Julia Rooney ’11, a VES concentrator, studied Somerville, Mass., by exploring the facades of its houses. Her impressionistic stills, set against street sounds, were lush and intimate: rooflines, siding, gables, fencing, and foundations.
“I abandoned myself to looking,” said painter and project critic Matt Saunders ’97, a visiting lecturer at VES.
Overlaying Rooney’s painterly images were schematic fire insurance maps from a 1933-50 Somerville catalog. Once into the project, she said, “I became interested in making a deeper annotation of these residential structures.”
In the end, said Eve Blau, a GSD adjunct professor of architectural history, Rooney’s offbeat look at Somerville houses imparts “an incredible sense of discovery.”
In another instance, Robert Pietrusko, a GSD master’s student in architecture, used old video footage, archival interviews, maps, old posters, and a trove of zines to excavate a “Boston Musical Undercommons” — “rich historical moments,” he said, of a long-vanished Boston punk rock scene that was “sweaty, active, and aggressive.”
Peter McMurray, a graduate student in ethnomusicology, used maps, photos, interviews, street video, vintage film, and a videotaped car ride to explore Blue Hill Avenue and Dudley Street, which traverse racial fault lines between Mattapan and Milton.

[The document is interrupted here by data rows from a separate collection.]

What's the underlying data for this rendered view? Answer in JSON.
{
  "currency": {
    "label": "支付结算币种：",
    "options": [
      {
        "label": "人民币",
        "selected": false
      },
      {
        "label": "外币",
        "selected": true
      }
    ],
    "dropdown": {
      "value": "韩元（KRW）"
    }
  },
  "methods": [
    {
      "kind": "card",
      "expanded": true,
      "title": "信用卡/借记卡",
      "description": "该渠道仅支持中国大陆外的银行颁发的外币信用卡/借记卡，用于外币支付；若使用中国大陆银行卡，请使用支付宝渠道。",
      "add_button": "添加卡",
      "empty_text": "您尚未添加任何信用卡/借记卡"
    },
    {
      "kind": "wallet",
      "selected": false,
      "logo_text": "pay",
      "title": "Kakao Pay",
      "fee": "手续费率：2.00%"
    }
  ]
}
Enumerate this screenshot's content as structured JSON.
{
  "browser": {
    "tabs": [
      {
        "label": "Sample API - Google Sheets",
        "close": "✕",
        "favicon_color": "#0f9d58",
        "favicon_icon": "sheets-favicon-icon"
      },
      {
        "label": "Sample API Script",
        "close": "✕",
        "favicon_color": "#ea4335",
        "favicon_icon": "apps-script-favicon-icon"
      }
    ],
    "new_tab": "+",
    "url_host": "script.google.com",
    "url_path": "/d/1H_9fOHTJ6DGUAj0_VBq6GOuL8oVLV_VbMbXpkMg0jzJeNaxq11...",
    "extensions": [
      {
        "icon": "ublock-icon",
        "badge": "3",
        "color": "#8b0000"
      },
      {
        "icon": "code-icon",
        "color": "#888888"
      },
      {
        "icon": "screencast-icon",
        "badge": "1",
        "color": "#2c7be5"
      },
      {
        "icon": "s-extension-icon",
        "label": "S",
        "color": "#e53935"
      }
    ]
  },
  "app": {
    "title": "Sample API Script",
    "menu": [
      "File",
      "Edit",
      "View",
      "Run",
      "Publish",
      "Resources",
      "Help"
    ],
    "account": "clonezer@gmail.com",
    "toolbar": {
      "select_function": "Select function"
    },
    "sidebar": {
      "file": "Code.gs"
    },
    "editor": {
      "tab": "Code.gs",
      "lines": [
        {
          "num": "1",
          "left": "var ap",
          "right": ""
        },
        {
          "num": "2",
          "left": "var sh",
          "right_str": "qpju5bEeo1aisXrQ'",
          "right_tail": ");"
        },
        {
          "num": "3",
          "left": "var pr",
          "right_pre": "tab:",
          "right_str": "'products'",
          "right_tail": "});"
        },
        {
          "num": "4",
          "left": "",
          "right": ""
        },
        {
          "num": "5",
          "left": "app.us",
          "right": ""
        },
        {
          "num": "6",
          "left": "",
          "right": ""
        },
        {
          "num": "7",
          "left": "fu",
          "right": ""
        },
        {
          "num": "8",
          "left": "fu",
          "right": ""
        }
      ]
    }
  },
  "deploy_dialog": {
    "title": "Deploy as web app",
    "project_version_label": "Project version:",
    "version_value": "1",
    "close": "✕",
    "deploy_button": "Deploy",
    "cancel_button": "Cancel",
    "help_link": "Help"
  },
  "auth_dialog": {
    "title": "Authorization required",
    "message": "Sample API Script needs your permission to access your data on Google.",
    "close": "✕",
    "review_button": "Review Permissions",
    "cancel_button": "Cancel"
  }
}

McMurray invited everyone to “pile in other data,” a collaborative, interactive notion that informs media archaeology. It’s still scholarship, but it has some of the restlessness of the road.
This semester, the same course themes will be expanded in GSD 3448, “The Mixed Reality City,” co-taught by Shapins and Burns, the economics student. Students will “excavate” Harvard Square, seeking how it has been recorded and represented in film, pictures, and other media. “The emphasis this time,” said Shapins, “will be on producing projects that use mobile devices such as iPhones to layer stories in physical space.”
Other signs of the same awakening to multimedia scholarship are evident on campus. On Feb. 10, the Humanities Center at Harvard will present “Digital Humanities 2.0,” a public conversation on the arts and humanities in the information age.
Listeners are invited to read a manifesto of the same name beforehand. “Print is no longer the exclusive or the normative medium in which knowledge is produced,” the document said. “Knowledge assumes multiple forms.”